For Go Insane, Lindsey played all the instruments, sang all the parts.  I thought I'd heard Stevie and Christine on the record, but no --- just good ol' Lindsey and a V.S.O. singing up a storm, even though he insists "I hate singing.  I do it a lot because I have to.  A lot of the reason's lyrics, too --- they're my weak point, although I'm getting better."

As for touring at the moment, "I think most of the stuff on this album would be great live, and a few things off of Law And Order would be good, would fit into that, but I don't want to go out there and do half a set of Fleetwood Mac material."  All in all, "I'm just living my life, just trying to make music and do something that adheres to a certain level of integrity."

Impertinent as per usual, I asked, since he spoke so much in terms of cinema, if he might someday be interested in the movie biz himself --- soundtracks, directing, acting, whatever.  His offended-sounding retort:  "What, me?  No, I'd rather stick with something I'm good at.  Why spread yourself too thin?  Just do what you know, to some degree.  That's my philosophy."

The future --- the immediate future --- holds another solo album for Lindsey as soon as he can get back into the studio, then probably studio work in the producer's seat for other artists, in an undoubtedly folksy and art-pop vein.

Most importantly in this visual age, I wanted to know how Lindsey perceived his image.  "Not any one particular thing, other than slightly eccentric, and maybe, slightly left field."  All right, so how did you get your hair to stand up that way?

"Just hairspray.  It's 'Eraserhead," whatever.  I mean, you wouldn't want me to just have a regular Beverly Hills hairstyle --- that would be BORING. People probably go, 'Oh, he's a nice-looking guy --- why does he have his hair go like that?'  What the hell.  But at least they notice it."

With that literal shock of wavy-haired topography upside his head, and the wide-open, steely-grey, smoldering eyes, I doubt very much that the heads wouldn't turn as Lindsey walked by.  Even if the man-in-the-street didn't recognize Mr. Buckingham, they'd most likely shake their heads and go, "Whew!  Crazy man, crazy!"<
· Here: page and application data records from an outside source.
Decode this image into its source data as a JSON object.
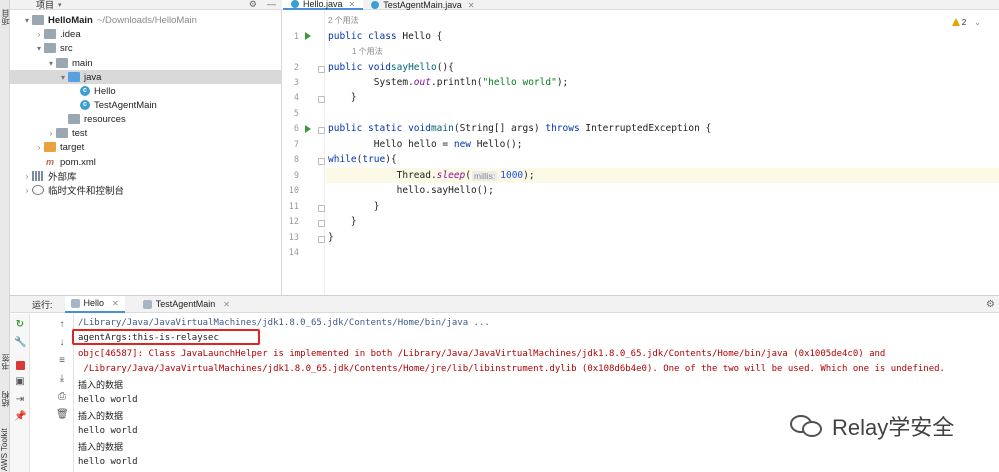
{
  "edge_strip": {
    "top_label": "项目",
    "bottom_labels": [
      "书签",
      "结构",
      "AWS Toolkit"
    ]
  },
  "project": {
    "header_label": "项目",
    "tree": [
      {
        "label": "HelloMain",
        "extra": "~/Downloads/HelloMain",
        "level": 0,
        "arrow": "▾",
        "icon": "folder",
        "bold": true
      },
      {
        "label": ".idea",
        "level": 1,
        "arrow": "›",
        "icon": "folder"
      },
      {
        "label": "src",
        "level": 1,
        "arrow": "▾",
        "icon": "folder"
      },
      {
        "label": "main",
        "level": 2,
        "arrow": "▾",
        "icon": "folder"
      },
      {
        "label": "java",
        "level": 3,
        "arrow": "▾",
        "icon": "folder-blue",
        "selected": true
      },
      {
        "label": "Hello",
        "level": 4,
        "arrow": "",
        "icon": "class"
      },
      {
        "label": "TestAgentMain",
        "level": 4,
        "arrow": "",
        "icon": "class"
      },
      {
        "label": "resources",
        "level": 3,
        "arrow": "",
        "icon": "folder-res"
      },
      {
        "label": "test",
        "level": 2,
        "arrow": "›",
        "icon": "folder"
      },
      {
        "label": "target",
        "level": 1,
        "arrow": "›",
        "icon": "folder-orange"
      },
      {
        "label": "pom.xml",
        "level": 1,
        "arrow": "",
        "icon": "maven"
      },
      {
        "label": "外部库",
        "level": 0,
        "arrow": "›",
        "icon": "lib"
      },
      {
        "label": "临时文件和控制台",
        "level": 0,
        "arrow": "›",
        "icon": "scratch"
      }
    ]
  },
  "editor": {
    "tabs": [
      {
        "label": "Hello.java",
        "active": true
      },
      {
        "label": "TestAgentMain.java",
        "active": false
      }
    ],
    "warnings": "2",
    "usage_hint_class": "2 个用法",
    "usage_hint_method": "1 个用法",
    "line_numbers": [
      "1",
      "2",
      "3",
      "4",
      "5",
      "6",
      "7",
      "8",
      "9",
      "10",
      "11",
      "12",
      "13",
      "14"
    ],
    "inlay_millis": "millis:"
  },
  "run": {
    "label": "运行:",
    "tabs": [
      {
        "label": "Hello",
        "active": true
      },
      {
        "label": "TestAgentMain",
        "active": false
      }
    ],
    "console": [
      {
        "text": "/Library/Java/JavaVirtualMachines/jdk1.8.0_65.jdk/Contents/Home/bin/java ...",
        "kind": "path"
      },
      {
        "text": "agentArgs:this-is-relaysec",
        "kind": "normal"
      },
      {
        "text": "objc[46587]: Class JavaLaunchHelper is implemented in both /Library/Java/JavaVirtualMachines/jdk1.8.0_65.jdk/Contents/Home/bin/java (0x1005de4c0) and",
        "kind": "err"
      },
      {
        "text": " /Library/Java/JavaVirtualMachines/jdk1.8.0_65.jdk/Contents/Home/jre/lib/libinstrument.dylib (0x108d6b4e0). One of the two will be used. Which one is undefined.",
        "kind": "err"
      },
      {
        "text": "插入的数据",
        "kind": "cn"
      },
      {
        "text": "hello world",
        "kind": "normal"
      },
      {
        "text": "插入的数据",
        "kind": "cn"
      },
      {
        "text": "hello world",
        "kind": "normal"
      },
      {
        "text": "插入的数据",
        "kind": "cn"
      },
      {
        "text": "hello world",
        "kind": "normal"
      }
    ]
  },
  "watermark": {
    "text": "Relay学安全"
  }
}
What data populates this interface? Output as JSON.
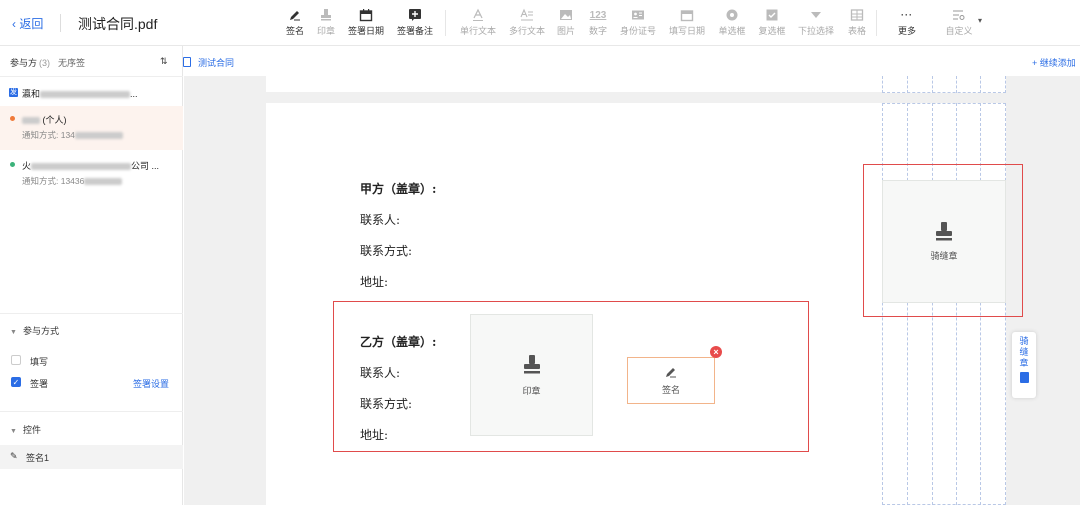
{
  "header": {
    "back_label": "返回",
    "doc_title": "测试合同.pdf"
  },
  "toolbar": {
    "items": [
      {
        "label": "签名",
        "icon": "pen-icon",
        "enabled": true
      },
      {
        "label": "印章",
        "icon": "stamp-icon",
        "enabled": false
      },
      {
        "label": "签署日期",
        "icon": "calendar-icon",
        "enabled": true
      },
      {
        "label": "签署备注",
        "icon": "note-plus-icon",
        "enabled": true
      },
      {
        "label": "单行文本",
        "icon": "text-icon",
        "enabled": false
      },
      {
        "label": "多行文本",
        "icon": "multiline-text-icon",
        "enabled": false
      },
      {
        "label": "图片",
        "icon": "image-icon",
        "enabled": false
      },
      {
        "label": "数字",
        "icon": "number-icon",
        "enabled": false
      },
      {
        "label": "身份证号",
        "icon": "id-card-icon",
        "enabled": false
      },
      {
        "label": "填写日期",
        "icon": "calendar-icon",
        "enabled": false
      },
      {
        "label": "单选框",
        "icon": "radio-icon",
        "enabled": false
      },
      {
        "label": "复选框",
        "icon": "checkbox-icon",
        "enabled": false
      },
      {
        "label": "下拉选择",
        "icon": "dropdown-icon",
        "enabled": false
      },
      {
        "label": "表格",
        "icon": "table-icon",
        "enabled": false
      },
      {
        "label": "更多",
        "icon": "more-icon",
        "enabled": true
      },
      {
        "label": "自定义",
        "icon": "custom-icon",
        "enabled": false
      }
    ],
    "number_glyph": "123"
  },
  "subbar": {
    "doc_link": "测试合同",
    "continue_add": "+ 继续添加"
  },
  "sidebar": {
    "participants_label": "参与方",
    "participants_count": "(3)",
    "no_order": "无序签",
    "parties": [
      {
        "badge": "发",
        "name_prefix": "瀛和",
        "name_suffix": "...",
        "contact": ""
      },
      {
        "name_prefix": "",
        "name_suffix": "(个人)",
        "contact": "通知方式: 134"
      },
      {
        "name_prefix": "火",
        "name_suffix": "公司 ...",
        "contact": "通知方式: 13436"
      }
    ],
    "participation_title": "参与方式",
    "fill_label": "填写",
    "sign_label": "签署",
    "sign_settings": "签署设置",
    "controls_title": "控件",
    "control_item": "签名1"
  },
  "document": {
    "party_a": "甲方（盖章）:",
    "party_b": "乙方（盖章）:",
    "contact_person": "联系人:",
    "contact_method": "联系方式:",
    "address": "地址:",
    "seal_label": "印章",
    "sign_label": "签名",
    "seam_seal_label": "骑缝章",
    "side_tab_label": "骑缝章"
  },
  "colors": {
    "accent": "#2b6de5",
    "highlight_border": "#e04b4b",
    "selected_party_bg": "#fdf3ee",
    "active_dot": "#f07a3a",
    "green_dot": "#3bb27a"
  }
}
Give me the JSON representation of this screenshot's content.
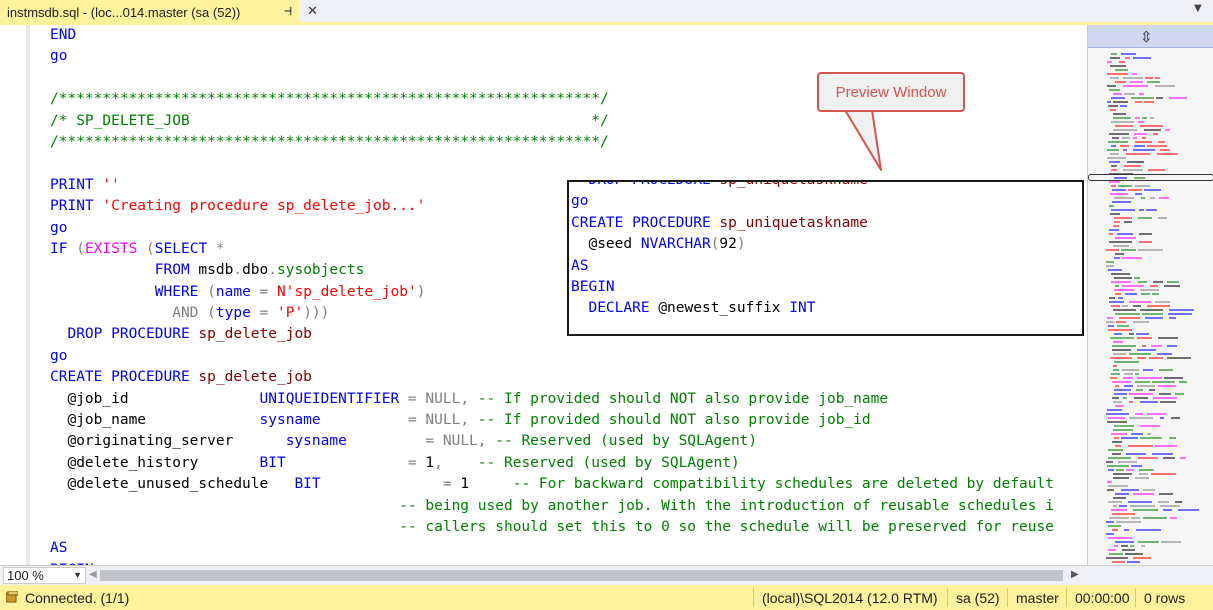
{
  "tab": {
    "title": "instmsdb.sql - (loc...014.master (sa (52))",
    "pin_glyph": "⊣",
    "close_glyph": "✕",
    "dropdown_glyph": "▼"
  },
  "code_lines": [
    [
      [
        "kw",
        "END"
      ]
    ],
    [
      [
        "kw",
        "go"
      ]
    ],
    [],
    [
      [
        "cm",
        "/**************************************************************/"
      ]
    ],
    [
      [
        "cm",
        "/* SP_DELETE_JOB                                              */"
      ]
    ],
    [
      [
        "cm",
        "/**************************************************************/"
      ]
    ],
    [],
    [
      [
        "kw",
        "PRINT "
      ],
      [
        "str",
        "''"
      ]
    ],
    [
      [
        "kw",
        "PRINT "
      ],
      [
        "str",
        "'Creating procedure sp_delete_job...'"
      ]
    ],
    [
      [
        "kw",
        "go"
      ]
    ],
    [
      [
        "kw",
        "IF "
      ],
      [
        "op",
        "("
      ],
      [
        "fn",
        "EXISTS"
      ],
      [
        "op",
        " ("
      ],
      [
        "kw",
        "SELECT "
      ],
      [
        "op",
        "*"
      ]
    ],
    [
      [
        "pl",
        "            "
      ],
      [
        "kw",
        "FROM "
      ],
      [
        "pl",
        "msdb"
      ],
      [
        "op",
        "."
      ],
      [
        "pl",
        "dbo"
      ],
      [
        "op",
        "."
      ],
      [
        "sys",
        "sysobjects"
      ]
    ],
    [
      [
        "pl",
        "            "
      ],
      [
        "kw",
        "WHERE "
      ],
      [
        "op",
        "("
      ],
      [
        "kw",
        "name "
      ],
      [
        "op",
        "= "
      ],
      [
        "str",
        "N'sp_delete_job'"
      ],
      [
        "op",
        ")"
      ]
    ],
    [
      [
        "pl",
        "              "
      ],
      [
        "op",
        "AND ("
      ],
      [
        "kw",
        "type "
      ],
      [
        "op",
        "= "
      ],
      [
        "str",
        "'P'"
      ],
      [
        "op",
        ")))"
      ]
    ],
    [
      [
        "pl",
        "  "
      ],
      [
        "kw",
        "DROP PROCEDURE "
      ],
      [
        "proc",
        "sp_delete_job"
      ]
    ],
    [
      [
        "kw",
        "go"
      ]
    ],
    [
      [
        "kw",
        "CREATE PROCEDURE "
      ],
      [
        "proc",
        "sp_delete_job"
      ]
    ],
    [
      [
        "pl",
        "  @job_id               "
      ],
      [
        "kw",
        "UNIQUEIDENTIFIER "
      ],
      [
        "op",
        "= "
      ],
      [
        "op",
        "NULL"
      ],
      [
        "op",
        ", "
      ],
      [
        "cm",
        "-- If provided should NOT also provide job_name"
      ]
    ],
    [
      [
        "pl",
        "  @job_name             "
      ],
      [
        "kw",
        "sysname"
      ],
      [
        "pl",
        "          "
      ],
      [
        "op",
        "= "
      ],
      [
        "op",
        "NULL"
      ],
      [
        "op",
        ", "
      ],
      [
        "cm",
        "-- If provided should NOT also provide job_id"
      ]
    ],
    [
      [
        "pl",
        "  @originating_server      "
      ],
      [
        "kw",
        "sysname"
      ],
      [
        "pl",
        "         "
      ],
      [
        "op",
        "= "
      ],
      [
        "op",
        "NULL"
      ],
      [
        "op",
        ", "
      ],
      [
        "cm",
        "-- Reserved (used by SQLAgent)"
      ]
    ],
    [
      [
        "pl",
        "  @delete_history       "
      ],
      [
        "kw",
        "BIT"
      ],
      [
        "pl",
        "              "
      ],
      [
        "op",
        "= "
      ],
      [
        "pl",
        "1"
      ],
      [
        "op",
        ",    "
      ],
      [
        "cm",
        "-- Reserved (used by SQLAgent)"
      ]
    ],
    [
      [
        "pl",
        "  @delete_unused_schedule   "
      ],
      [
        "kw",
        "BIT"
      ],
      [
        "pl",
        "              "
      ],
      [
        "op",
        "= "
      ],
      [
        "pl",
        "1     "
      ],
      [
        "cm",
        "-- For backward compatibility schedules are deleted by default"
      ]
    ],
    [
      [
        "pl",
        "                                        "
      ],
      [
        "cm",
        "-- being used by another job. With the introduction of reusable schedules i"
      ]
    ],
    [
      [
        "pl",
        "                                        "
      ],
      [
        "cm",
        "-- callers should set this to 0 so the schedule will be preserved for reuse"
      ]
    ],
    [
      [
        "kw",
        "AS"
      ]
    ],
    [
      [
        "kw",
        "BEGIN"
      ]
    ]
  ],
  "preview_lines": [
    [
      [
        "pl",
        "  "
      ],
      [
        "kw",
        "DROP PROCEDURE "
      ],
      [
        "proc",
        "sp_uniquetaskname"
      ]
    ],
    [
      [
        "kw",
        "go"
      ]
    ],
    [
      [
        "kw",
        "CREATE PROCEDURE "
      ],
      [
        "proc",
        "sp_uniquetaskname"
      ]
    ],
    [
      [
        "pl",
        "  @seed "
      ],
      [
        "kw",
        "NVARCHAR"
      ],
      [
        "op",
        "("
      ],
      [
        "pl",
        "92"
      ],
      [
        "op",
        ")"
      ]
    ],
    [
      [
        "kw",
        "AS"
      ]
    ],
    [
      [
        "kw",
        "BEGIN"
      ]
    ],
    [
      [
        "pl",
        "  "
      ],
      [
        "kw",
        "DECLARE "
      ],
      [
        "pl",
        "@newest_suffix "
      ],
      [
        "kw",
        "INT"
      ]
    ]
  ],
  "callout": {
    "label": "Preview Window"
  },
  "map": {
    "split_glyph": "⇳"
  },
  "zoom": {
    "value": "100 %",
    "arrow": "▼"
  },
  "scroll": {
    "left_glyph": "◀",
    "right_glyph": "▶"
  },
  "status": {
    "text": "Connected. (1/1)",
    "server": "(local)\\SQL2014 (12.0 RTM)",
    "user": "sa (52)",
    "database": "master",
    "elapsed": "00:00:00",
    "rows": "0 rows"
  },
  "colors": {
    "tab_active": "#fff29d",
    "keyword": "#0000ff",
    "string": "#ff0000",
    "comment": "#008000",
    "callout": "#d9534f"
  }
}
Thanks to Kayde for posting this to the Ledge and to Anusha for sending it to us.